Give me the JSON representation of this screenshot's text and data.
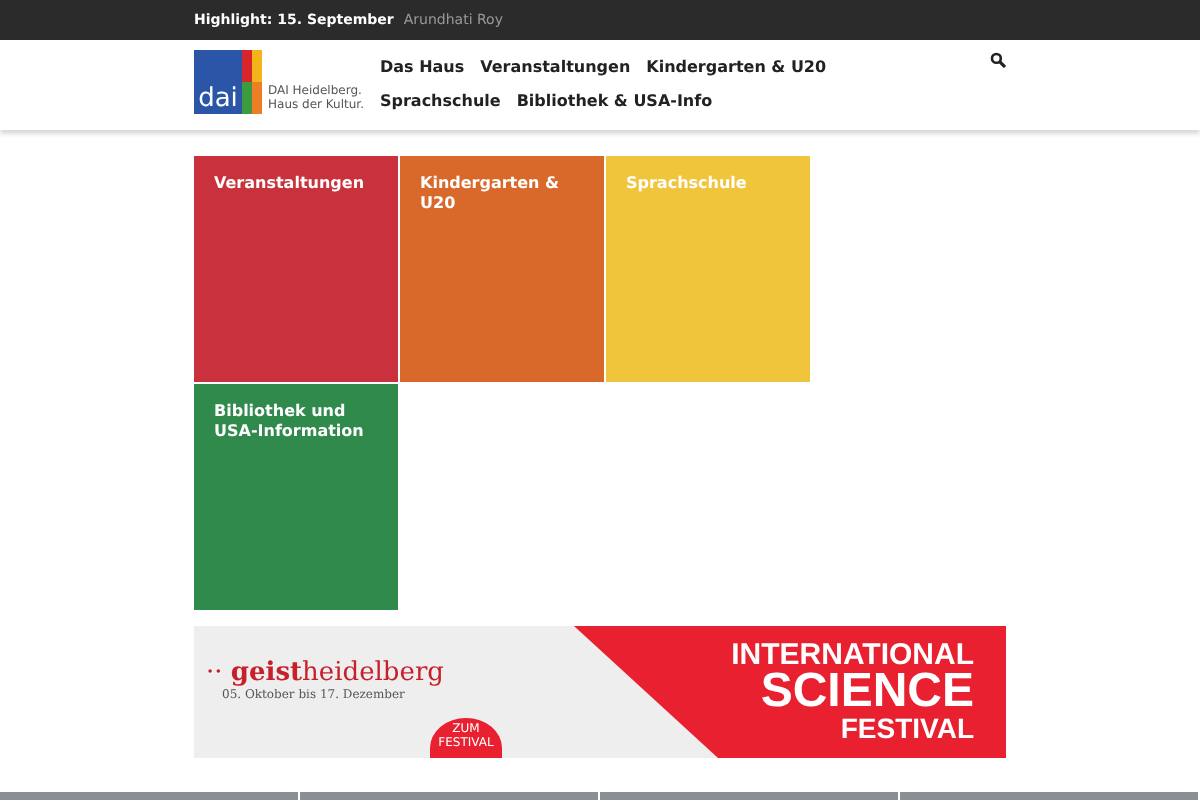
{
  "top_bar": {
    "label": "Highlight: 15. September",
    "link": "Arundhati Roy"
  },
  "header": {
    "logo": {
      "mark": "dai",
      "text_line1": "DAI Heidelberg.",
      "text_line2": "Haus der Kultur."
    },
    "nav": [
      "Das Haus",
      "Veranstaltungen",
      "Kindergarten & U20",
      "Sprachschule",
      "Bibliothek & USA-Info"
    ]
  },
  "tiles": [
    {
      "title": "Veranstaltungen",
      "color": "#c9323c"
    },
    {
      "title": "Kindergarten & U20",
      "color": "#d8692b"
    },
    {
      "title": "Sprachschule",
      "color": "#f0c53c"
    },
    {
      "title": "Bibliothek und USA-Information",
      "color": "#2f8a4b"
    }
  ],
  "banner": {
    "brand_mark": "··",
    "brand_prefix": "geist",
    "brand_suffix": "heidelberg",
    "dates": "05. Oktober bis 17. Dezember",
    "cta_line1": "ZUM",
    "cta_line2": "FESTIVAL",
    "headline1": "INTERNATIONAL",
    "headline2": "SCIENCE",
    "headline3": "FESTIVAL"
  }
}
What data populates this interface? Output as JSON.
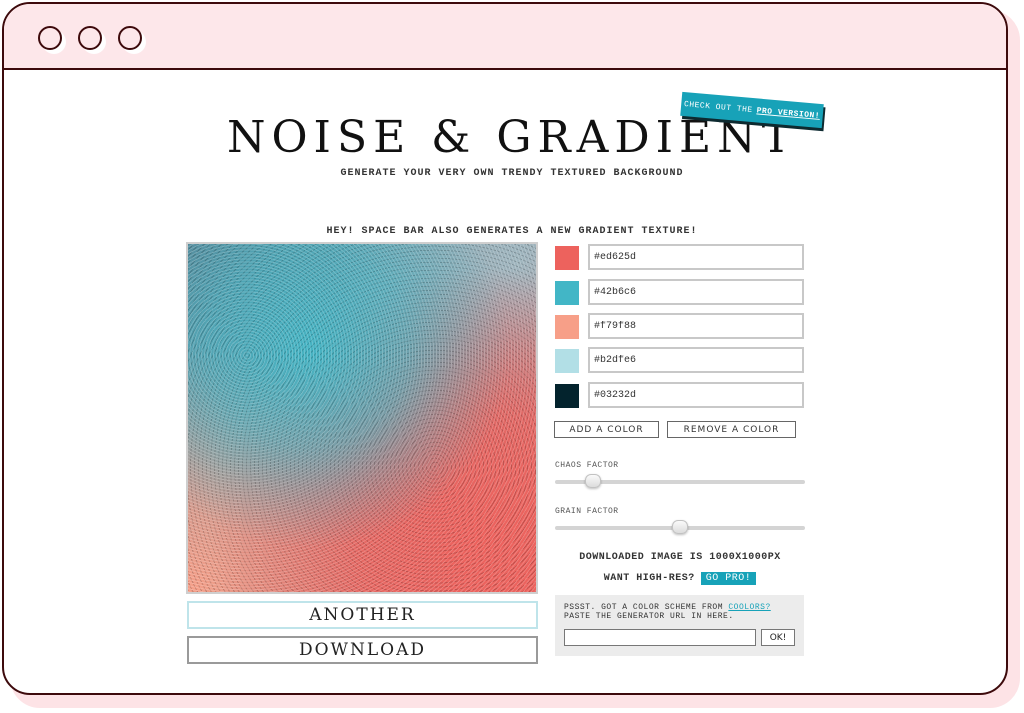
{
  "window": {
    "controls": [
      "close",
      "minimize",
      "maximize"
    ]
  },
  "header": {
    "title": "NOISE & GRADIENT",
    "subtitle": "GENERATE YOUR VERY OWN TRENDY TEXTURED BACKGROUND",
    "pro_banner": {
      "prefix": "CHECK OUT THE",
      "link": "PRO VERSION!"
    }
  },
  "hint": "HEY! SPACE BAR ALSO GENERATES A NEW GRADIENT TEXTURE!",
  "colors": [
    {
      "hex": "#ed625d",
      "value": "#ed625d"
    },
    {
      "hex": "#42b6c6",
      "value": "#42b6c6"
    },
    {
      "hex": "#f79f88",
      "value": "#f79f88"
    },
    {
      "hex": "#b2dfe6",
      "value": "#b2dfe6"
    },
    {
      "hex": "#03232d",
      "value": "#03232d"
    }
  ],
  "buttons": {
    "add_color": "ADD A COLOR",
    "remove_color": "REMOVE A COLOR",
    "another": "ANOTHER",
    "download": "DOWNLOAD"
  },
  "sliders": {
    "chaos": {
      "label": "CHAOS FACTOR",
      "value": 0.15
    },
    "grain": {
      "label": "GRAIN FACTOR",
      "value": 0.5
    }
  },
  "download_info": "DOWNLOADED IMAGE IS 1000X1000PX",
  "hires": {
    "question": "WANT HIGH-RES?",
    "button": "GO PRO!"
  },
  "coolors": {
    "line1_prefix": "PSSST. GOT A COLOR SCHEME FROM",
    "link": "COOLORS?",
    "line2": "PASTE THE GENERATOR URL IN HERE.",
    "input_value": "",
    "ok": "OK!"
  },
  "theme": {
    "accent": "#17a2b8",
    "window_border": "#3d0a0c",
    "titlebar_bg": "#fde7ea"
  }
}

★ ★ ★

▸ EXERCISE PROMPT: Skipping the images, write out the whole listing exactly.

▸ REPLY:
Give me the JSON representation of this screenshot's text and data.
{
  "top_bar": {
    "label": "Highlight: 15. September",
    "link": "Arundhati Roy"
  },
  "header": {
    "logo": {
      "mark": "dai",
      "text_line1": "DAI Heidelberg.",
      "text_line2": "Haus der Kultur."
    },
    "nav": [
      "Das Haus",
      "Veranstaltungen",
      "Kindergarten & U20",
      "Sprachschule",
      "Bibliothek & USA-Info"
    ]
  },
  "tiles": [
    {
      "title": "Veranstaltungen",
      "color": "#c9323c"
    },
    {
      "title": "Kindergarten & U20",
      "color": "#d8692b"
    },
    {
      "title": "Sprachschule",
      "color": "#f0c53c"
    },
    {
      "title": "Bibliothek und USA-Information",
      "color": "#2f8a4b"
    }
  ],
  "banner": {
    "brand_mark": "··",
    "brand_prefix": "geist",
    "brand_suffix": "heidelberg",
    "dates": "05. Oktober bis 17. Dezember",
    "cta_line1": "ZUM",
    "cta_line2": "FESTIVAL",
    "headline1": "INTERNATIONAL",
    "headline2": "SCIENCE",
    "headline3": "FESTIVAL"
  }
}
What data populates this interface? Output as JSON.
{
  "window": {
    "controls": [
      "close",
      "minimize",
      "maximize"
    ]
  },
  "header": {
    "title": "NOISE & GRADIENT",
    "subtitle": "GENERATE YOUR VERY OWN TRENDY TEXTURED BACKGROUND",
    "pro_banner": {
      "prefix": "CHECK OUT THE",
      "link": "PRO VERSION!"
    }
  },
  "hint": "HEY! SPACE BAR ALSO GENERATES A NEW GRADIENT TEXTURE!",
  "colors": [
    {
      "hex": "#ed625d",
      "value": "#ed625d"
    },
    {
      "hex": "#42b6c6",
      "value": "#42b6c6"
    },
    {
      "hex": "#f79f88",
      "value": "#f79f88"
    },
    {
      "hex": "#b2dfe6",
      "value": "#b2dfe6"
    },
    {
      "hex": "#03232d",
      "value": "#03232d"
    }
  ],
  "buttons": {
    "add_color": "ADD A COLOR",
    "remove_color": "REMOVE A COLOR",
    "another": "ANOTHER",
    "download": "DOWNLOAD"
  },
  "sliders": {
    "chaos": {
      "label": "CHAOS FACTOR",
      "value": 0.15
    },
    "grain": {
      "label": "GRAIN FACTOR",
      "value": 0.5
    }
  },
  "download_info": "DOWNLOADED IMAGE IS 1000X1000PX",
  "hires": {
    "question": "WANT HIGH-RES?",
    "button": "GO PRO!"
  },
  "coolors": {
    "line1_prefix": "PSSST. GOT A COLOR SCHEME FROM",
    "link": "COOLORS?",
    "line2": "PASTE THE GENERATOR URL IN HERE.",
    "input_value": "",
    "ok": "OK!"
  },
  "theme": {
    "accent": "#17a2b8",
    "window_border": "#3d0a0c",
    "titlebar_bg": "#fde7ea"
  }
}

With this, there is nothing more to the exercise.